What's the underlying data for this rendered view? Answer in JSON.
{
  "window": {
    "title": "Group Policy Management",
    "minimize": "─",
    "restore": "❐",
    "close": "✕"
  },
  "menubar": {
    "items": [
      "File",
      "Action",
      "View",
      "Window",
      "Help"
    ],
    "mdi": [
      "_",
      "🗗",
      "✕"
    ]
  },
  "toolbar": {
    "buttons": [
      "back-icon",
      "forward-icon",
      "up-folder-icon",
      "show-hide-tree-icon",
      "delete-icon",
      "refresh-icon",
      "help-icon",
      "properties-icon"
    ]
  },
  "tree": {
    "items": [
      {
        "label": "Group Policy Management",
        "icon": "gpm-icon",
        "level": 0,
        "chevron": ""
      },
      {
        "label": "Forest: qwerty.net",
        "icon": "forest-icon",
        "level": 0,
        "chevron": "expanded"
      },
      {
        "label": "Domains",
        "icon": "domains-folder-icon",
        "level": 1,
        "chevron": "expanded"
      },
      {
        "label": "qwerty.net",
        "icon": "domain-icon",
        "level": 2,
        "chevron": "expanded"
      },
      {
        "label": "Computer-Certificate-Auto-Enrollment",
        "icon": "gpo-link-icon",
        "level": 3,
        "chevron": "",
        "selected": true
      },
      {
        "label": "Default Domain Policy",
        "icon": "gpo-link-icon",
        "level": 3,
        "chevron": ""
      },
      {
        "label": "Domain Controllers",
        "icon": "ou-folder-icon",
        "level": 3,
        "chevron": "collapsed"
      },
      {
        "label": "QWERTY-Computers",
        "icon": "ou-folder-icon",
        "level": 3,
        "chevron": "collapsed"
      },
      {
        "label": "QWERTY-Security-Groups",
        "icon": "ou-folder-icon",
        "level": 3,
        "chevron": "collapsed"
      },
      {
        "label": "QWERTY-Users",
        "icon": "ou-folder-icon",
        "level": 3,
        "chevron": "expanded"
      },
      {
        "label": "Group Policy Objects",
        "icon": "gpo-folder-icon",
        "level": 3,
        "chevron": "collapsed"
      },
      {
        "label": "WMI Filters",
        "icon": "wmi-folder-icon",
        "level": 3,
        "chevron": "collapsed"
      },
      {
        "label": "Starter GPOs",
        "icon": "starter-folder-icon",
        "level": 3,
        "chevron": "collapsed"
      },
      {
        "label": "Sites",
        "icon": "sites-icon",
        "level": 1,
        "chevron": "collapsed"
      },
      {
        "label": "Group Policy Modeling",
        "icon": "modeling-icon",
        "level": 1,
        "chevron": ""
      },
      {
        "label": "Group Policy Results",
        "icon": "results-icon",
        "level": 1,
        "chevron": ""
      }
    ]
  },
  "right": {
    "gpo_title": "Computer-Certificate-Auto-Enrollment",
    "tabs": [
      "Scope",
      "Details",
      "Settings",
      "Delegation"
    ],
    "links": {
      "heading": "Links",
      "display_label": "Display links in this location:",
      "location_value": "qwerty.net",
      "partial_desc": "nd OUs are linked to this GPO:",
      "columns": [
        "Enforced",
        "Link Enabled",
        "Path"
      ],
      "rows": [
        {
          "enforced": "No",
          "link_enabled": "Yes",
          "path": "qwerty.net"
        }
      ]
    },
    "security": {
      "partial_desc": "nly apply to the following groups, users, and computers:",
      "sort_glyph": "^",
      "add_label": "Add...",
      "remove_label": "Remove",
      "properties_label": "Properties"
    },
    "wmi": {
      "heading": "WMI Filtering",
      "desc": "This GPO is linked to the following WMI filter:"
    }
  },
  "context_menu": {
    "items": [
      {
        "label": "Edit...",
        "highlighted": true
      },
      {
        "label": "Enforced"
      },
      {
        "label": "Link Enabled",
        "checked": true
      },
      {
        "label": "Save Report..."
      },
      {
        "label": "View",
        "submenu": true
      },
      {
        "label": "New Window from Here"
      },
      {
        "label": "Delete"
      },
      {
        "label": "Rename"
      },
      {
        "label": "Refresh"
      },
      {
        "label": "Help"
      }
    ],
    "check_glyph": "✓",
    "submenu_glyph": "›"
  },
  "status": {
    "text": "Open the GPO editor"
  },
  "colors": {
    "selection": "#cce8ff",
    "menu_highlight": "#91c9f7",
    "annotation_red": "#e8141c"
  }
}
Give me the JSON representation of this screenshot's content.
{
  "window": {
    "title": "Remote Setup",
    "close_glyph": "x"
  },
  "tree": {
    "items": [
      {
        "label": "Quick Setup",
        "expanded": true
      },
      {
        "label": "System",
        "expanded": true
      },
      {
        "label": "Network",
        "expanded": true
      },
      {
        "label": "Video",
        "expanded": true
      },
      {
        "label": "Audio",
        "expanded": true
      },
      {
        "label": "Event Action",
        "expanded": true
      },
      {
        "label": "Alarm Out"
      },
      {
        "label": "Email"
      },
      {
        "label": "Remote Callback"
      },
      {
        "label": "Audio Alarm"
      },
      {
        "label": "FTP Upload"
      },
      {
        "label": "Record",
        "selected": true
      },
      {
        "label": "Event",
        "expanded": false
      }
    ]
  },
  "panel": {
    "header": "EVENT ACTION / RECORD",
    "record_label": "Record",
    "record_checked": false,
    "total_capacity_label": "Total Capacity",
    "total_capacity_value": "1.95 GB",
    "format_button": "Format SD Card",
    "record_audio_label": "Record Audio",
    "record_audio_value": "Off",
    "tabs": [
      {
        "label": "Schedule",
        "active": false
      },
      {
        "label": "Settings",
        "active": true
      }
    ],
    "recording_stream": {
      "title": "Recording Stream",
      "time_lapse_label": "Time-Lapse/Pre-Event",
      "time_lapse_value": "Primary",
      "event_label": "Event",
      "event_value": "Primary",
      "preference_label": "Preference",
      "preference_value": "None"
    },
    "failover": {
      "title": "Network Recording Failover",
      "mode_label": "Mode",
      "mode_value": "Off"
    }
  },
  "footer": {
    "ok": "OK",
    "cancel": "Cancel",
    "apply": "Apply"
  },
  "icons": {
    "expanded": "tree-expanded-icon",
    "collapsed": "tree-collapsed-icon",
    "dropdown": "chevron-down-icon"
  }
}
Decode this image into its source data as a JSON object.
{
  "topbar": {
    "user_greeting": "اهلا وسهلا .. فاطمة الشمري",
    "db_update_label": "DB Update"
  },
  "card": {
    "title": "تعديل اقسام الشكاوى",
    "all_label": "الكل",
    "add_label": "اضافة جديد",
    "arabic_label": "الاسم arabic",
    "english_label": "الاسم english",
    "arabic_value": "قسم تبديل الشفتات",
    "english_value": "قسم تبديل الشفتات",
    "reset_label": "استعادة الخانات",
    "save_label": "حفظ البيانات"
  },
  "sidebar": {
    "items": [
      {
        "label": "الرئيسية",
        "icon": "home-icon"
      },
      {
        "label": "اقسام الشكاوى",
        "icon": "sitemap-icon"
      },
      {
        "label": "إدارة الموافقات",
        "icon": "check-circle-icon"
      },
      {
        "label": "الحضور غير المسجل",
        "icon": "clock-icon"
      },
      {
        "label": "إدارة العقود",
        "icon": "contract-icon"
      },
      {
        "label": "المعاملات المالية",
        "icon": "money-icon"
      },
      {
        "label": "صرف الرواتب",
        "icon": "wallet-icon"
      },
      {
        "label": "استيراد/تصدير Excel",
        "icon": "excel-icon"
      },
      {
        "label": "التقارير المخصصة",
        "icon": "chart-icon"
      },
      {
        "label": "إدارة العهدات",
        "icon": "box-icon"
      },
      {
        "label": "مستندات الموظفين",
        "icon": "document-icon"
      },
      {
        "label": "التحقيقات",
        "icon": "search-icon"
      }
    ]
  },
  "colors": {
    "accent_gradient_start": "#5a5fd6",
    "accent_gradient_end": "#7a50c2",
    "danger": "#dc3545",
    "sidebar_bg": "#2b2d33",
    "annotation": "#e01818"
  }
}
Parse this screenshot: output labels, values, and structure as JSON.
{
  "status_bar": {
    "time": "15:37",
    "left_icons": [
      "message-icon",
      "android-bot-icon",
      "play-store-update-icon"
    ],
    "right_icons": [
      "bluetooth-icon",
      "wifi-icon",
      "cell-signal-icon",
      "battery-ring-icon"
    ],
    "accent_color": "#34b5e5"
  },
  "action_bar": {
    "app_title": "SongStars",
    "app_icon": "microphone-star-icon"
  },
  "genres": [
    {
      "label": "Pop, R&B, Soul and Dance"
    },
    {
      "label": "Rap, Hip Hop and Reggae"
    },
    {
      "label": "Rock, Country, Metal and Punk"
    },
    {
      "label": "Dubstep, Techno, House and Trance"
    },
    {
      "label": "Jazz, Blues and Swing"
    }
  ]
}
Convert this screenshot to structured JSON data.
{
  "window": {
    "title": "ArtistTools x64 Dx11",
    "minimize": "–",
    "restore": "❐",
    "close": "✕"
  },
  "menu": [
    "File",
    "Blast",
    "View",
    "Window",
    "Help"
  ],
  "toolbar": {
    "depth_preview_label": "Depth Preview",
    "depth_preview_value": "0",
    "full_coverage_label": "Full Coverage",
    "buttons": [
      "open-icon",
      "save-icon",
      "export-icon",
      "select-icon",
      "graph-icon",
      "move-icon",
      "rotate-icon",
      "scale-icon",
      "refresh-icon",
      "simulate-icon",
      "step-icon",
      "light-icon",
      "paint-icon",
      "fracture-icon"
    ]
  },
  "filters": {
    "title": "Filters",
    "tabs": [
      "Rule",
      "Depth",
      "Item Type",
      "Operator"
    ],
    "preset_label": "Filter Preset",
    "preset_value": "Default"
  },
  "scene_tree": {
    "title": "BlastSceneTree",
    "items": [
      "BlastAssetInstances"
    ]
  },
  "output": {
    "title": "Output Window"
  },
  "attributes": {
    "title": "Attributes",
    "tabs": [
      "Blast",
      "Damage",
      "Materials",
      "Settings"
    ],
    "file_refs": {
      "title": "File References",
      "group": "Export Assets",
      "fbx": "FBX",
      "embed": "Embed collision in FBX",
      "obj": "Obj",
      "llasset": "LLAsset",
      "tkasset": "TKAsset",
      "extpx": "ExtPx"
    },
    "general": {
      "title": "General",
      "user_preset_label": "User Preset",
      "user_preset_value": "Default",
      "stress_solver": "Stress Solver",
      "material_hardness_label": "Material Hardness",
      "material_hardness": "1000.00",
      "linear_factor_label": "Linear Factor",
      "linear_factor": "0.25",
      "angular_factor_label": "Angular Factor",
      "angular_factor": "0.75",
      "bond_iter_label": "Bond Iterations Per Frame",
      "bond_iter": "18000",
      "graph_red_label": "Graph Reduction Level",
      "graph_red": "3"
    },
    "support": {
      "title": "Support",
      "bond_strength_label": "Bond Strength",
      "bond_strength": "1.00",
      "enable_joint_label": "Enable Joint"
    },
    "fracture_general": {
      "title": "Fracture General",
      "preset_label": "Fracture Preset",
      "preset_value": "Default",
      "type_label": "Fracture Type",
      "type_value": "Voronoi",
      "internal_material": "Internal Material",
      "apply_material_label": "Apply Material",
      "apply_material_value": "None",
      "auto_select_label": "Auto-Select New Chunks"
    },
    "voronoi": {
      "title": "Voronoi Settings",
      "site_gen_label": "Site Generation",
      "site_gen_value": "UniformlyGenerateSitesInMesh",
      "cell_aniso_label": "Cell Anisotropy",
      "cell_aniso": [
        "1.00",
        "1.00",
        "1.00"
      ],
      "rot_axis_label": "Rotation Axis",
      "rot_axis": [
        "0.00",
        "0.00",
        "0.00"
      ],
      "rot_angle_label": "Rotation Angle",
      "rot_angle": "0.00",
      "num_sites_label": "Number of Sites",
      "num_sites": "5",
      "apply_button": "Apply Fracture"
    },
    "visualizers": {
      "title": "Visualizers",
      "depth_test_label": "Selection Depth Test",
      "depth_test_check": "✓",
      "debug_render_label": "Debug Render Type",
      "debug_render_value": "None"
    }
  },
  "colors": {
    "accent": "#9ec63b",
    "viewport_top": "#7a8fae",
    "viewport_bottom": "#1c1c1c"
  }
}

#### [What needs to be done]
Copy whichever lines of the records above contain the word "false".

#### [Final answer]
        "expanded": false
    "record_checked": false,
        "active": false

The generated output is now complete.